When asylum seekers have come to us hoping to reconnect with (re)displaced relatives, we refer them to the International Committee of the Red Cross, which is sometimes able to connect them with their missing relatives. They were recently able to arrange for a mother to speak to her missing teenage son. When she came back and told us that she had heard from her son that he knew people whose mothers had been able to get them out of the conflict region, we had to explain that Israel would not allow her to do the same.
Despite the hostility from certain corners of the government, there are advantages to seeking asylum in this country. Israel’s social-welfare state provides substantial protections for all Israeli residents, which are accessible to asylum seekers.

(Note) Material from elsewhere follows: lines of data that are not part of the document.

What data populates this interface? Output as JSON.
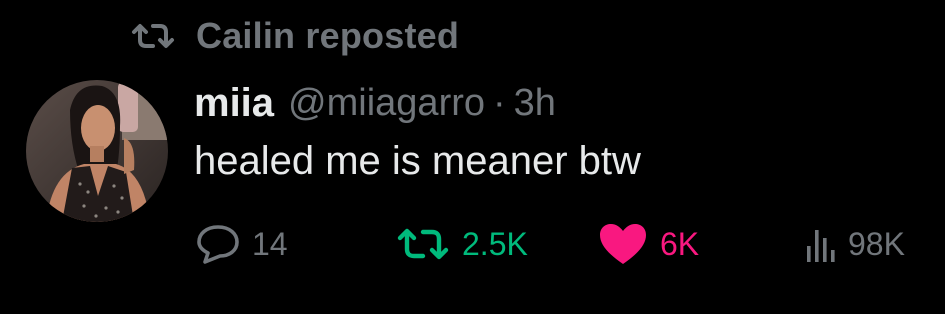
{
  "repost_banner": {
    "icon": "repost-icon",
    "text": "Cailin reposted"
  },
  "post": {
    "avatar_icon": "user-avatar",
    "display_name": "miia",
    "handle": "@miiagarro",
    "separator": "·",
    "time": "3h",
    "text": "healed me is meaner btw"
  },
  "actions": {
    "reply": {
      "icon": "reply-icon",
      "count": "14"
    },
    "repost": {
      "icon": "repost-icon",
      "count": "2.5K",
      "active": true
    },
    "like": {
      "icon": "heart-icon",
      "count": "6K",
      "active": true
    },
    "views": {
      "icon": "views-icon",
      "count": "98K"
    }
  },
  "colors": {
    "background": "#000000",
    "primary_text": "#e7e9ea",
    "secondary_text": "#71767b",
    "repost_green": "#00ba7c",
    "like_pink": "#f91880"
  }
}
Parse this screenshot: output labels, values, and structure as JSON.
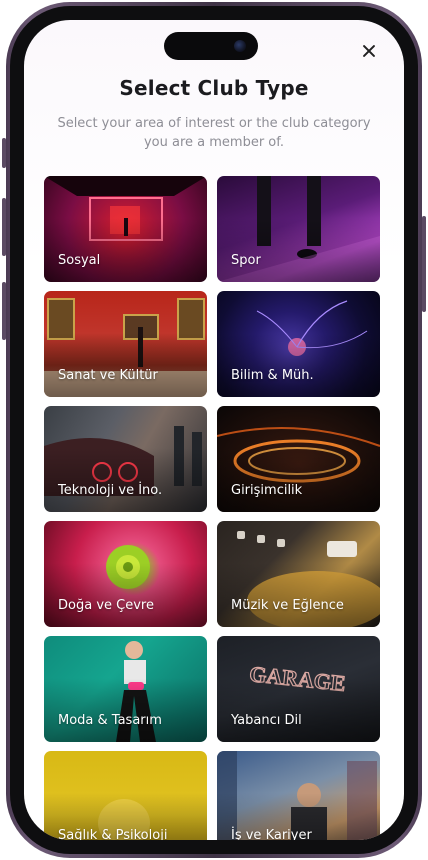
{
  "header": {
    "title": "Select Club Type",
    "subtitle": "Select your area of interest or the club category you are a member of."
  },
  "close_icon": "close-icon",
  "categories": [
    {
      "label": "Sosyal"
    },
    {
      "label": "Spor"
    },
    {
      "label": "Sanat ve Kültür"
    },
    {
      "label": "Bilim & Müh."
    },
    {
      "label": "Teknoloji ve İno."
    },
    {
      "label": "Girişimcilik"
    },
    {
      "label": "Doğa ve Çevre"
    },
    {
      "label": "Müzik ve Eğlence"
    },
    {
      "label": "Moda & Tasarım"
    },
    {
      "label": "Yabancı Dil"
    },
    {
      "label": "Sağlık & Psikoloji"
    },
    {
      "label": "İş ve Kariyer"
    }
  ],
  "garage_sign": "GARAGE",
  "colors": {
    "frame": "#5b4a63",
    "title": "#1b1b1f",
    "subtitle": "#8e8e96"
  }
}
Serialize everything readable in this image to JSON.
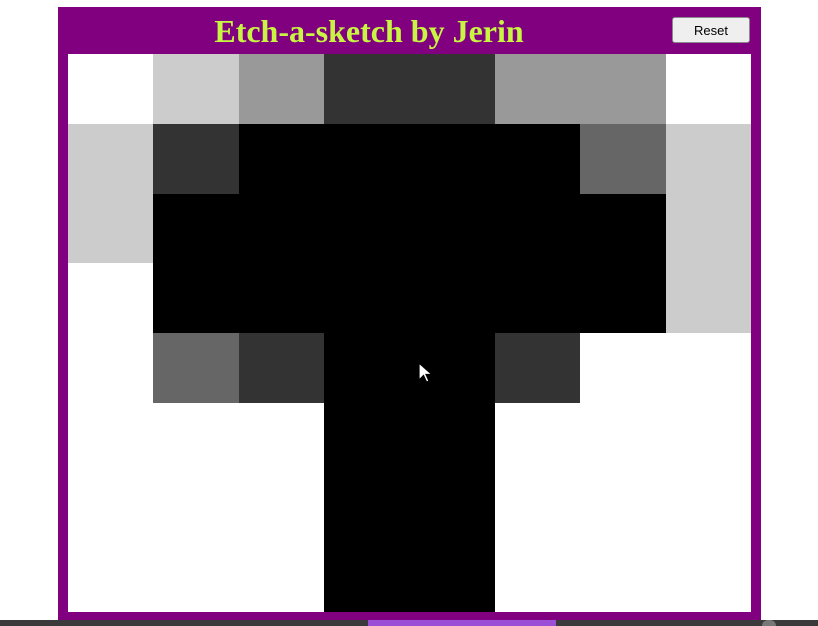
{
  "app": {
    "title": "Etch-a-sketch by Jerin",
    "reset_label": "Reset"
  },
  "grid": {
    "columns": 8,
    "rows": 8,
    "cells": [
      [
        "#ffffff",
        "#cccccc",
        "#999999",
        "#333333",
        "#333333",
        "#999999",
        "#999999",
        "#ffffff"
      ],
      [
        "#cccccc",
        "#333333",
        "#000000",
        "#000000",
        "#000000",
        "#000000",
        "#666666",
        "#cccccc"
      ],
      [
        "#cccccc",
        "#000000",
        "#000000",
        "#000000",
        "#000000",
        "#000000",
        "#000000",
        "#cccccc"
      ],
      [
        "#ffffff",
        "#000000",
        "#000000",
        "#000000",
        "#000000",
        "#000000",
        "#000000",
        "#cccccc"
      ],
      [
        "#ffffff",
        "#666666",
        "#333333",
        "#000000",
        "#000000",
        "#333333",
        "#ffffff",
        "#ffffff"
      ],
      [
        "#ffffff",
        "#ffffff",
        "#ffffff",
        "#000000",
        "#000000",
        "#ffffff",
        "#ffffff",
        "#ffffff"
      ],
      [
        "#ffffff",
        "#ffffff",
        "#ffffff",
        "#000000",
        "#000000",
        "#ffffff",
        "#ffffff",
        "#ffffff"
      ],
      [
        "#ffffff",
        "#ffffff",
        "#ffffff",
        "#000000",
        "#000000",
        "#ffffff",
        "#ffffff",
        "#ffffff"
      ]
    ]
  },
  "colors": {
    "frame": "#800080",
    "title": "#c8f542",
    "taskbar_accent": "#9b4fd6"
  },
  "icons": {
    "cursor": "mouse-pointer-icon"
  }
}
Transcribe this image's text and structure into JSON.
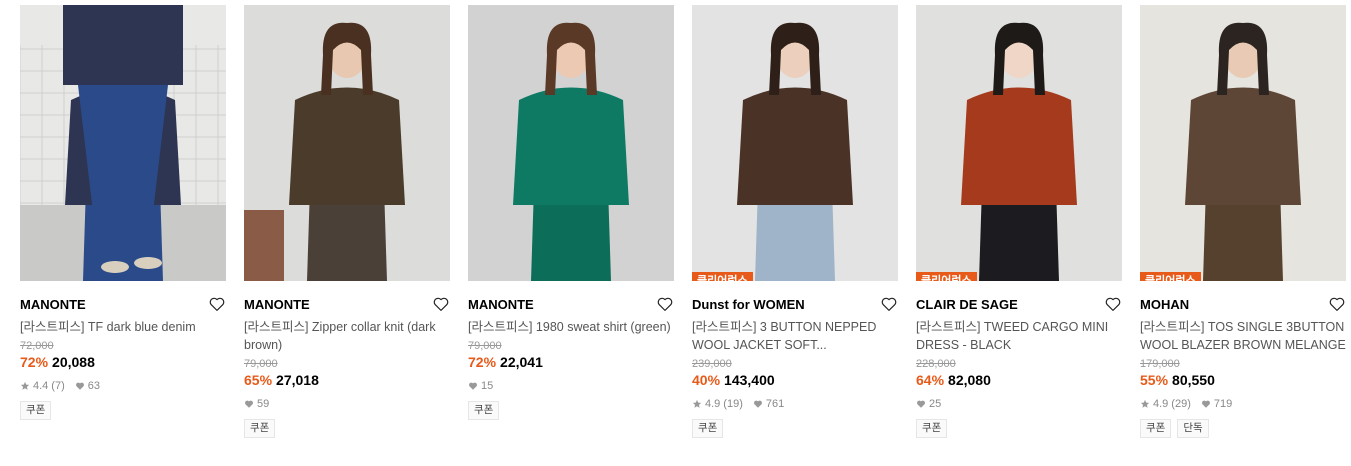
{
  "products": [
    {
      "brand": "MANONTE",
      "name": "[라스트피스] TF dark blue denim",
      "original_price": "72,000",
      "discount": "72%",
      "price": "20,088",
      "rating": "4.4",
      "reviews": "(7)",
      "likes": "63",
      "badge": "",
      "tags": [
        "쿠폰"
      ],
      "photo": {
        "bg": "#e8e8e6",
        "top": "#2d3552",
        "bottom": "#2b4a8a",
        "skin": "#e7c9b5",
        "hair": "#3b2a1f"
      }
    },
    {
      "brand": "MANONTE",
      "name": "[라스트피스] Zipper collar knit (dark brown)",
      "original_price": "79,000",
      "discount": "65%",
      "price": "27,018",
      "rating": "",
      "reviews": "",
      "likes": "59",
      "badge": "",
      "tags": [
        "쿠폰"
      ],
      "photo": {
        "bg": "#dcdcda",
        "top": "#4a3b2a",
        "bottom": "#4a4038",
        "skin": "#e8c8b0",
        "hair": "#4a3020"
      }
    },
    {
      "brand": "MANONTE",
      "name": "[라스트피스] 1980 sweat shirt (green)",
      "original_price": "79,000",
      "discount": "72%",
      "price": "22,041",
      "rating": "",
      "reviews": "",
      "likes": "15",
      "badge": "",
      "tags": [
        "쿠폰"
      ],
      "photo": {
        "bg": "#d2d2d2",
        "top": "#0e7a63",
        "bottom": "#0c6e58",
        "skin": "#ecc9b2",
        "hair": "#5a3a26"
      }
    },
    {
      "brand": "Dunst for WOMEN",
      "name": "[라스트피스] 3 BUTTON NEPPED WOOL JACKET SOFT...",
      "original_price": "239,000",
      "discount": "40%",
      "price": "143,400",
      "rating": "4.9",
      "reviews": "(19)",
      "likes": "761",
      "badge": "클리어런스",
      "tags": [
        "쿠폰"
      ],
      "photo": {
        "bg": "#e3e3e3",
        "top": "#4a3226",
        "bottom": "#9fb4c8",
        "skin": "#ecd0bd",
        "hair": "#2e2018"
      }
    },
    {
      "brand": "CLAIR DE SAGE",
      "name": "[라스트피스] TWEED CARGO MINI DRESS - BLACK",
      "original_price": "228,000",
      "discount": "64%",
      "price": "82,080",
      "rating": "",
      "reviews": "",
      "likes": "25",
      "badge": "클리어런스",
      "tags": [
        "쿠폰"
      ],
      "photo": {
        "bg": "#e0e0de",
        "top": "#a53b1c",
        "bottom": "#1c1c20",
        "skin": "#f0d6c6",
        "hair": "#1e1a18"
      }
    },
    {
      "brand": "MOHAN",
      "name": "[라스트피스] TOS SINGLE 3BUTTON WOOL BLAZER BROWN MELANGE",
      "original_price": "179,000",
      "discount": "55%",
      "price": "80,550",
      "rating": "4.9",
      "reviews": "(29)",
      "likes": "719",
      "badge": "클리어런스",
      "tags": [
        "쿠폰",
        "단독"
      ],
      "photo": {
        "bg": "#e6e4df",
        "top": "#5e4636",
        "bottom": "#56412f",
        "skin": "#e9cbb5",
        "hair": "#2c2420"
      }
    }
  ],
  "colors": {
    "accent": "#e85a19",
    "muted": "#888888"
  },
  "icons": {
    "like": "heart-outline-icon",
    "rating": "star-icon",
    "likes": "heart-filled-icon"
  }
}
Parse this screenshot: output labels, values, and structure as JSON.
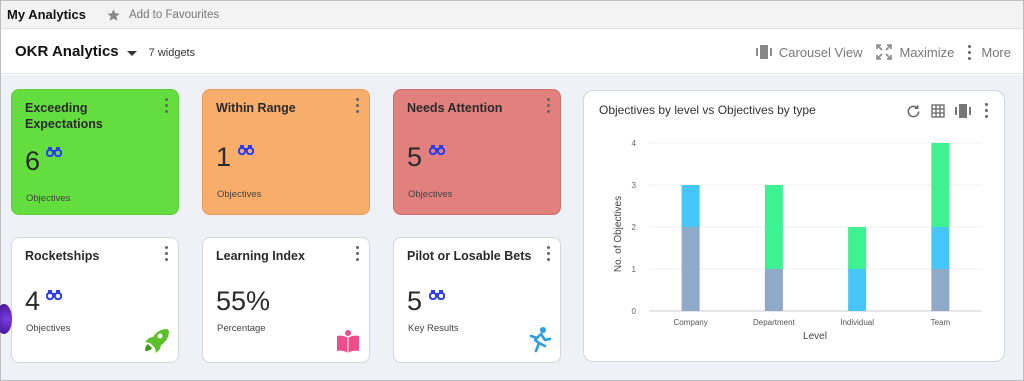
{
  "topbar": {
    "title": "My Analytics",
    "favourite_label": "Add to Favourites"
  },
  "header": {
    "dashboard_title": "OKR Analytics",
    "widget_count": "7 widgets",
    "actions": {
      "carousel": "Carousel View",
      "maximize": "Maximize",
      "more": "More"
    }
  },
  "widgets": [
    {
      "title": "Exceeding Expectations",
      "value": "6",
      "subtitle": "Objectives",
      "color": "#64dd3f"
    },
    {
      "title": "Within Range",
      "value": "1",
      "subtitle": "Objectives",
      "color": "#f9ad6b"
    },
    {
      "title": "Needs Attention",
      "value": "5",
      "subtitle": "Objectives",
      "color": "#e2807e"
    },
    {
      "title": "Rocketships",
      "value": "4",
      "subtitle": "Objectives",
      "icon": "rocket-icon"
    },
    {
      "title": "Learning Index",
      "value": "55%",
      "subtitle": "Percentage",
      "icon": "book-icon"
    },
    {
      "title": "Pilot or Losable Bets",
      "value": "5",
      "subtitle": "Key Results",
      "icon": "falling-person-icon"
    }
  ],
  "chart_card": {
    "title": "Objectives by level vs Objectives by type"
  },
  "chart_data": {
    "type": "bar",
    "stacked": true,
    "categories": [
      "Company",
      "Department",
      "Individual",
      "Team"
    ],
    "series": [
      {
        "color": "#8fa9c9",
        "values": [
          2,
          1,
          0,
          1
        ]
      },
      {
        "color": "#45c6f7",
        "values": [
          1,
          0,
          1,
          1
        ]
      },
      {
        "color": "#3ef191",
        "values": [
          0,
          2,
          1,
          2
        ]
      }
    ],
    "xlabel": "Level",
    "ylabel": "No. of Objectives",
    "ylim": [
      0,
      4
    ],
    "yticks": [
      0,
      1,
      2,
      3,
      4
    ],
    "grid": true
  }
}
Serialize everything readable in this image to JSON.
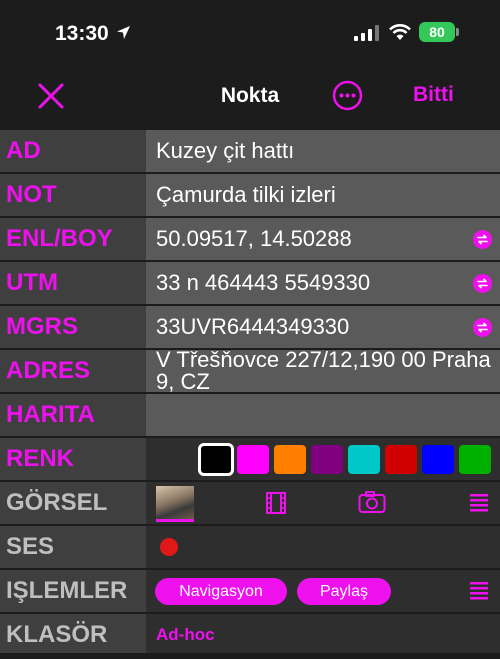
{
  "status": {
    "time": "13:30",
    "battery": "80"
  },
  "nav": {
    "title": "Nokta",
    "done": "Bitti"
  },
  "fields": {
    "name": {
      "label": "AD",
      "value": "Kuzey çit hattı"
    },
    "note": {
      "label": "NOT",
      "value": "Çamurda tilki izleri"
    },
    "latlon": {
      "label": "ENL/BOY",
      "value": "50.09517, 14.50288"
    },
    "utm": {
      "label": "UTM",
      "value": "33 n 464443 5549330"
    },
    "mgrs": {
      "label": "MGRS",
      "value": "33UVR6444349330"
    },
    "address": {
      "label": "ADRES",
      "value": "V Třešňovce 227/12,190 00 Praha 9, CZ"
    },
    "map": {
      "label": "HARITA"
    },
    "color": {
      "label": "RENK",
      "selected": "#000000",
      "swatches": [
        "#000000",
        "#ff00ff",
        "#ff8000",
        "#800080",
        "#00c8c8",
        "#d00000",
        "#0000ff",
        "#00b000"
      ]
    },
    "image": {
      "label": "GÖRSEL"
    },
    "audio": {
      "label": "SES"
    },
    "actions": {
      "label": "IŞLEMLER",
      "navigate": "Navigasyon",
      "share": "Paylaş"
    },
    "folder": {
      "label": "KLASÖR",
      "value": "Ad-hoc"
    }
  },
  "icons": {
    "close": "close-icon",
    "more": "more-icon",
    "swap": "swap-icon",
    "film": "film-icon",
    "camera": "camera-icon",
    "menu": "menu-icon"
  },
  "colors": {
    "accent": "#ee11ee",
    "record": "#e01818",
    "battery": "#34c759"
  }
}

Like all residents of Israel, they enjoy robust worker protections. All children in Israel, including children of asylum seekers, have access to municipal education from age 3 through 12th grade. At JACC, we routinely assist terminated employees to recover thousands of shekels owed to them by employers who never paid their pension or national insurance obligations. A generation of Eritrean children is being educated as Israelis in all respects, learning to read and write in Hebrew, dressing up for Purim, and standing at attention for the sirens of Yom Hashoah and Yom Hazikaron. Many asylum seekers would happily stay in Israel if given a chance.
The strangest and most natural question that I hear from Israelis when I tell them about my work is “why are they here?” The answer seems so obvious to me; there are refugees and asylum seekers in Israel because there are refugee and asylum seekers everywhere. A bit more than one-tenth of a percent of the world’s population live in Israel. The 30,000 asylum seekers in the country are a bit more than one-tenth of a percent of the world’s refugees.
There may be some reason for hope for Israel’s asylum seekers. Last year, the Supreme Court finally lost patience with the Interior Ministry’s stalling and ordered that Sudanese asylum seekers who had submitted asylum claims before mid-2017 and had not received a response be granted temporary resident visas of the sort they would be eligible for if they were granted asylum. These visas make them eligible for many social benefits and, crucially, permit them to leave the country and return, allowing for reunions with family members outside of Israel.
The Supreme Court case was brought on behalf of Sudanese asylum seekers from conflict regions and therefore its ruling applies only to them, but the case’s logic applies equally to Eritreans and others who have been waiting for years for resolution of their asylum claims.
As always in Israel, there’s also reason to be pessimistic. The opposition leader, Benjamin Netanyahu, and his allies have been running a multi-year campaign against judicial independence, in part because independent judges protect the vulnerable, including asylum seekers. Elections, the fifth in four years, will take place on Nov. 1.
Asylum seekers keep knocking at our door, looking for help for themselves or looking to help others. We can hope that the Israeli government will recognize the refugees within its borders. In the meantime, we will continue our work.